(Data records for software interfaces)
◆ ◆ ◆ ◆ ◆ ◆ ◆

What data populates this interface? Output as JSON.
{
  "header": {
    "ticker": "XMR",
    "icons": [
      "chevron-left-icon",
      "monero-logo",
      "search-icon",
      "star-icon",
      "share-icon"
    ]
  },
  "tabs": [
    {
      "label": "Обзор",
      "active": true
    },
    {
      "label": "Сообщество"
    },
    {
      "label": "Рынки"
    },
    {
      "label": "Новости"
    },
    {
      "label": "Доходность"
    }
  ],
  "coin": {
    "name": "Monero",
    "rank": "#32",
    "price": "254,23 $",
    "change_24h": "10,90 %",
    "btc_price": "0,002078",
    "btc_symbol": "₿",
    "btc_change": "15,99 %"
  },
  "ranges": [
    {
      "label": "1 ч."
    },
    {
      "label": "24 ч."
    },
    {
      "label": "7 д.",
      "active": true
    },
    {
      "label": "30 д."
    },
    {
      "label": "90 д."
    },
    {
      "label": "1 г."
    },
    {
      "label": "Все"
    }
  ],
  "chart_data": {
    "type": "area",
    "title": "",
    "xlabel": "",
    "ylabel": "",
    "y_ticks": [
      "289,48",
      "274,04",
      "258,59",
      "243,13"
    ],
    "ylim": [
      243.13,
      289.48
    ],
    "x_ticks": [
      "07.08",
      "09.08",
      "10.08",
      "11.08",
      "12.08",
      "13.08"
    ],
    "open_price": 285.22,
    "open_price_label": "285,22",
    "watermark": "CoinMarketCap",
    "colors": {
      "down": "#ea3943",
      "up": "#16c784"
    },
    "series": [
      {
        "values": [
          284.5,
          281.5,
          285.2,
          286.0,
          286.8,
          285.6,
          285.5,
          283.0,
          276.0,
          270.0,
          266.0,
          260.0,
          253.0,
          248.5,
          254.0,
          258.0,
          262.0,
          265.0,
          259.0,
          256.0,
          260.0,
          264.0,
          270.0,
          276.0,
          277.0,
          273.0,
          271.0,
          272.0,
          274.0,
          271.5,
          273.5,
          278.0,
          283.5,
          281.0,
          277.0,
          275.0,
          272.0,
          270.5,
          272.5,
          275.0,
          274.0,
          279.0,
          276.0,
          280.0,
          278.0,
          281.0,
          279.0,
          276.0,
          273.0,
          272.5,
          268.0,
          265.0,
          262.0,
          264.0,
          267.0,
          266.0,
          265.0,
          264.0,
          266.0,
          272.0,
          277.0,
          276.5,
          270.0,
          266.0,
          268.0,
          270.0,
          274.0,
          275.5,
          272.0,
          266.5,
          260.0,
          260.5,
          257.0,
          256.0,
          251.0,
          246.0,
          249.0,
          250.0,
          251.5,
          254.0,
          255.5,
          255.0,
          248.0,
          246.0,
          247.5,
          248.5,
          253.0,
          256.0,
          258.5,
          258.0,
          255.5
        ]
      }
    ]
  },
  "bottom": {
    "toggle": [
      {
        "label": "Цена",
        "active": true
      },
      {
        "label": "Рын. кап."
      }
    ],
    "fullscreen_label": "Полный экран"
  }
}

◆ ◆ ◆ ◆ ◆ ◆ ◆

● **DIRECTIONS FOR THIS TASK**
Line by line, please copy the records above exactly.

● **YOUR RESPONSE**
What data populates this interface? Output as JSON.
{
  "header": {
    "ticker": "XMR",
    "icons": [
      "chevron-left-icon",
      "monero-logo",
      "search-icon",
      "star-icon",
      "share-icon"
    ]
  },
  "tabs": [
    {
      "label": "Обзор",
      "active": true
    },
    {
      "label": "Сообщество"
    },
    {
      "label": "Рынки"
    },
    {
      "label": "Новости"
    },
    {
      "label": "Доходность"
    }
  ],
  "coin": {
    "name": "Monero",
    "rank": "#32",
    "price": "254,23 $",
    "change_24h": "10,90 %",
    "btc_price": "0,002078",
    "btc_symbol": "₿",
    "btc_change": "15,99 %"
  },
  "ranges": [
    {
      "label": "1 ч."
    },
    {
      "label": "24 ч."
    },
    {
      "label": "7 д.",
      "active": true
    },
    {
      "label": "30 д."
    },
    {
      "label": "90 д."
    },
    {
      "label": "1 г."
    },
    {
      "label": "Все"
    }
  ],
  "chart_data": {
    "type": "area",
    "title": "",
    "xlabel": "",
    "ylabel": "",
    "y_ticks": [
      "289,48",
      "274,04",
      "258,59",
      "243,13"
    ],
    "ylim": [
      243.13,
      289.48
    ],
    "x_ticks": [
      "07.08",
      "09.08",
      "10.08",
      "11.08",
      "12.08",
      "13.08"
    ],
    "open_price": 285.22,
    "open_price_label": "285,22",
    "watermark": "CoinMarketCap",
    "colors": {
      "down": "#ea3943",
      "up": "#16c784"
    },
    "series": [
      {
        "values": [
          284.5,
          281.5,
          285.2,
          286.0,
          286.8,
          285.6,
          285.5,
          283.0,
          276.0,
          270.0,
          266.0,
          260.0,
          253.0,
          248.5,
          254.0,
          258.0,
          262.0,
          265.0,
          259.0,
          256.0,
          260.0,
          264.0,
          270.0,
          276.0,
          277.0,
          273.0,
          271.0,
          272.0,
          274.0,
          271.5,
          273.5,
          278.0,
          283.5,
          281.0,
          277.0,
          275.0,
          272.0,
          270.5,
          272.5,
          275.0,
          274.0,
          279.0,
          276.0,
          280.0,
          278.0,
          281.0,
          279.0,
          276.0,
          273.0,
          272.5,
          268.0,
          265.0,
          262.0,
          264.0,
          267.0,
          266.0,
          265.0,
          264.0,
          266.0,
          272.0,
          277.0,
          276.5,
          270.0,
          266.0,
          268.0,
          270.0,
          274.0,
          275.5,
          272.0,
          266.5,
          260.0,
          260.5,
          257.0,
          256.0,
          251.0,
          246.0,
          249.0,
          250.0,
          251.5,
          254.0,
          255.5,
          255.0,
          248.0,
          246.0,
          247.5,
          248.5,
          253.0,
          256.0,
          258.5,
          258.0,
          255.5
        ]
      }
    ]
  },
  "bottom": {
    "toggle": [
      {
        "label": "Цена",
        "active": true
      },
      {
        "label": "Рын. кап."
      }
    ],
    "fullscreen_label": "Полный экран"
  }
}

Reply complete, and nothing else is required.